─── RECORDS SUPPLIED
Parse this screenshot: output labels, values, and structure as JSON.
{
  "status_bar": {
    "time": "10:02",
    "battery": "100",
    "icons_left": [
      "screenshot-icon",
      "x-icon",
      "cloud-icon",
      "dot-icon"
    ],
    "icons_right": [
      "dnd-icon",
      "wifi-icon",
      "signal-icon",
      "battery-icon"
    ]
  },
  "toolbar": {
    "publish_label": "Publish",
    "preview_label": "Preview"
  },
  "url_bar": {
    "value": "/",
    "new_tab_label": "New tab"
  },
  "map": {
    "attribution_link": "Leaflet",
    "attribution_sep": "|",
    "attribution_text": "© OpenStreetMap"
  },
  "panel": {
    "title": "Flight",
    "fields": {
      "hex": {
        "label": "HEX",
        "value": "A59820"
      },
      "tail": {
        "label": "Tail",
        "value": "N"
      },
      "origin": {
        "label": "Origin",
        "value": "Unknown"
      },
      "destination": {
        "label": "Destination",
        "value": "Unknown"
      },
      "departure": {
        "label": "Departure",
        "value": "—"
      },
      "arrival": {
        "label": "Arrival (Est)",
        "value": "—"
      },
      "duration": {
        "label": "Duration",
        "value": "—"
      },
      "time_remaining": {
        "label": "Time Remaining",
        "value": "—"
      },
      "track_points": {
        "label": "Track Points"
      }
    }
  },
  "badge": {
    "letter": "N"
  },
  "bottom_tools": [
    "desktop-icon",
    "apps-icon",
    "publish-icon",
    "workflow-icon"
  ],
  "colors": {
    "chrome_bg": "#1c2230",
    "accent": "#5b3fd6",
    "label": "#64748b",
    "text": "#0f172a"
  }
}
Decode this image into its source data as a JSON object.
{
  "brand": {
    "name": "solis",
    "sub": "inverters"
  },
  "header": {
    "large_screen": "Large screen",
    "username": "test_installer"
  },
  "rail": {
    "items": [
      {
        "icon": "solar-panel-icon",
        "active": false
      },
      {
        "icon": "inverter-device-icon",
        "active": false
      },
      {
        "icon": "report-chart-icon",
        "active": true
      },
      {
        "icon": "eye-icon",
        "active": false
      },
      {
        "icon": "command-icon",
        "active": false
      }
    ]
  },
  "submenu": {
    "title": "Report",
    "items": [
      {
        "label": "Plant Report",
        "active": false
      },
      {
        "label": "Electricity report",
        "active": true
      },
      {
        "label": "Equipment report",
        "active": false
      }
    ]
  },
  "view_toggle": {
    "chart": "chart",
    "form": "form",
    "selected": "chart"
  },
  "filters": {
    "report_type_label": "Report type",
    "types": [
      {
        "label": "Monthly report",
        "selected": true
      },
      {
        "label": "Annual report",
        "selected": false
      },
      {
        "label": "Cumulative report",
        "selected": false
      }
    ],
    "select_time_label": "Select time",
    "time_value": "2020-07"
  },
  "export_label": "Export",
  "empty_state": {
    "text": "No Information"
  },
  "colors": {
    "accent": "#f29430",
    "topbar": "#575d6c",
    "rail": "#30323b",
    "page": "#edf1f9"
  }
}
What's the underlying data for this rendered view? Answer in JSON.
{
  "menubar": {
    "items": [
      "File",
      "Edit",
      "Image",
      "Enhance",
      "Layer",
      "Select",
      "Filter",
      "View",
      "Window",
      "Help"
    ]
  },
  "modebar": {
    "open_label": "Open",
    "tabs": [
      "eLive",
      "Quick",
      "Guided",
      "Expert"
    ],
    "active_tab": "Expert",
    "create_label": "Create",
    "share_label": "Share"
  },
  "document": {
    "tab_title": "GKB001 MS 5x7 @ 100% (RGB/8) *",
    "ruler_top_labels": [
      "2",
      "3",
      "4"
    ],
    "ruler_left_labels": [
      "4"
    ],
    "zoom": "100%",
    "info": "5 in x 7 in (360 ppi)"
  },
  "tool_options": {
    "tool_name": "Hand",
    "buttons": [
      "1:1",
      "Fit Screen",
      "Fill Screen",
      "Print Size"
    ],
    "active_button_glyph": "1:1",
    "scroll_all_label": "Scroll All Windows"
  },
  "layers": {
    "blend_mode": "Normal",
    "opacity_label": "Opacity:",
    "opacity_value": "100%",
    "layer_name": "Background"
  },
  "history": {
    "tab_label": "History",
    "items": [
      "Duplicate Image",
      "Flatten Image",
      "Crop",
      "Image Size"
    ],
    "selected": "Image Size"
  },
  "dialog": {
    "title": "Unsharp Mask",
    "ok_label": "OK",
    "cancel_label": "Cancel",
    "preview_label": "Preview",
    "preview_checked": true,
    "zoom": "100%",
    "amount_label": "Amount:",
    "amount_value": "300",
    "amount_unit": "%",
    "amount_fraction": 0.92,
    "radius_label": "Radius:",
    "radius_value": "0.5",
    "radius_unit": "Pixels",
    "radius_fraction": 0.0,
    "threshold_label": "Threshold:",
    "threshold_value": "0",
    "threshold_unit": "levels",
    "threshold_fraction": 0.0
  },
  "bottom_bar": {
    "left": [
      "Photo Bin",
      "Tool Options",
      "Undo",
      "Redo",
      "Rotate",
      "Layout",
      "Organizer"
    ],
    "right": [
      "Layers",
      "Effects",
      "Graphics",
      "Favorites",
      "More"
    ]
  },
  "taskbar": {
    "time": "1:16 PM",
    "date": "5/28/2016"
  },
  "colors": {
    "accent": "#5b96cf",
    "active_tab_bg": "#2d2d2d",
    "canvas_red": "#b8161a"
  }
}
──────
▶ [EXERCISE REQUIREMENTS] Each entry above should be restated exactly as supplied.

▶ [SOLUTION FOR THIS TASK]
Parse this screenshot: output labels, values, and structure as JSON.
{
  "status_bar": {
    "time": "10:02",
    "battery": "100",
    "icons_left": [
      "screenshot-icon",
      "x-icon",
      "cloud-icon",
      "dot-icon"
    ],
    "icons_right": [
      "dnd-icon",
      "wifi-icon",
      "signal-icon",
      "battery-icon"
    ]
  },
  "toolbar": {
    "publish_label": "Publish",
    "preview_label": "Preview"
  },
  "url_bar": {
    "value": "/",
    "new_tab_label": "New tab"
  },
  "map": {
    "attribution_link": "Leaflet",
    "attribution_sep": "|",
    "attribution_text": "© OpenStreetMap"
  },
  "panel": {
    "title": "Flight",
    "fields": {
      "hex": {
        "label": "HEX",
        "value": "A59820"
      },
      "tail": {
        "label": "Tail",
        "value": "N"
      },
      "origin": {
        "label": "Origin",
        "value": "Unknown"
      },
      "destination": {
        "label": "Destination",
        "value": "Unknown"
      },
      "departure": {
        "label": "Departure",
        "value": "—"
      },
      "arrival": {
        "label": "Arrival (Est)",
        "value": "—"
      },
      "duration": {
        "label": "Duration",
        "value": "—"
      },
      "time_remaining": {
        "label": "Time Remaining",
        "value": "—"
      },
      "track_points": {
        "label": "Track Points"
      }
    }
  },
  "badge": {
    "letter": "N"
  },
  "bottom_tools": [
    "desktop-icon",
    "apps-icon",
    "publish-icon",
    "workflow-icon"
  ],
  "colors": {
    "chrome_bg": "#1c2230",
    "accent": "#5b3fd6",
    "label": "#64748b",
    "text": "#0f172a"
  }
}
Decode this image into its source data as a JSON object.
{
  "brand": {
    "name": "solis",
    "sub": "inverters"
  },
  "header": {
    "large_screen": "Large screen",
    "username": "test_installer"
  },
  "rail": {
    "items": [
      {
        "icon": "solar-panel-icon",
        "active": false
      },
      {
        "icon": "inverter-device-icon",
        "active": false
      },
      {
        "icon": "report-chart-icon",
        "active": true
      },
      {
        "icon": "eye-icon",
        "active": false
      },
      {
        "icon": "command-icon",
        "active": false
      }
    ]
  },
  "submenu": {
    "title": "Report",
    "items": [
      {
        "label": "Plant Report",
        "active": false
      },
      {
        "label": "Electricity report",
        "active": true
      },
      {
        "label": "Equipment report",
        "active": false
      }
    ]
  },
  "view_toggle": {
    "chart": "chart",
    "form": "form",
    "selected": "chart"
  },
  "filters": {
    "report_type_label": "Report type",
    "types": [
      {
        "label": "Monthly report",
        "selected": true
      },
      {
        "label": "Annual report",
        "selected": false
      },
      {
        "label": "Cumulative report",
        "selected": false
      }
    ],
    "select_time_label": "Select time",
    "time_value": "2020-07"
  },
  "export_label": "Export",
  "empty_state": {
    "text": "No Information"
  },
  "colors": {
    "accent": "#f29430",
    "topbar": "#575d6c",
    "rail": "#30323b",
    "page": "#edf1f9"
  }
}
What's the underlying data for this rendered view? Answer in JSON.
{
  "menubar": {
    "items": [
      "File",
      "Edit",
      "Image",
      "Enhance",
      "Layer",
      "Select",
      "Filter",
      "View",
      "Window",
      "Help"
    ]
  },
  "modebar": {
    "open_label": "Open",
    "tabs": [
      "eLive",
      "Quick",
      "Guided",
      "Expert"
    ],
    "active_tab": "Expert",
    "create_label": "Create",
    "share_label": "Share"
  },
  "document": {
    "tab_title": "GKB001 MS 5x7 @ 100% (RGB/8) *",
    "ruler_top_labels": [
      "2",
      "3",
      "4"
    ],
    "ruler_left_labels": [
      "4"
    ],
    "zoom": "100%",
    "info": "5 in x 7 in (360 ppi)"
  },
  "tool_options": {
    "tool_name": "Hand",
    "buttons": [
      "1:1",
      "Fit Screen",
      "Fill Screen",
      "Print Size"
    ],
    "active_button_glyph": "1:1",
    "scroll_all_label": "Scroll All Windows"
  },
  "layers": {
    "blend_mode": "Normal",
    "opacity_label": "Opacity:",
    "opacity_value": "100%",
    "layer_name": "Background"
  },
  "history": {
    "tab_label": "History",
    "items": [
      "Duplicate Image",
      "Flatten Image",
      "Crop",
      "Image Size"
    ],
    "selected": "Image Size"
  },
  "dialog": {
    "title": "Unsharp Mask",
    "ok_label": "OK",
    "cancel_label": "Cancel",
    "preview_label": "Preview",
    "preview_checked": true,
    "zoom": "100%",
    "amount_label": "Amount:",
    "amount_value": "300",
    "amount_unit": "%",
    "amount_fraction": 0.92,
    "radius_label": "Radius:",
    "radius_value": "0.5",
    "radius_unit": "Pixels",
    "radius_fraction": 0.0,
    "threshold_label": "Threshold:",
    "threshold_value": "0",
    "threshold_unit": "levels",
    "threshold_fraction": 0.0
  },
  "bottom_bar": {
    "left": [
      "Photo Bin",
      "Tool Options",
      "Undo",
      "Redo",
      "Rotate",
      "Layout",
      "Organizer"
    ],
    "right": [
      "Layers",
      "Effects",
      "Graphics",
      "Favorites",
      "More"
    ]
  },
  "taskbar": {
    "time": "1:16 PM",
    "date": "5/28/2016"
  },
  "colors": {
    "accent": "#5b96cf",
    "active_tab_bg": "#2d2d2d",
    "canvas_red": "#b8161a"
  }
}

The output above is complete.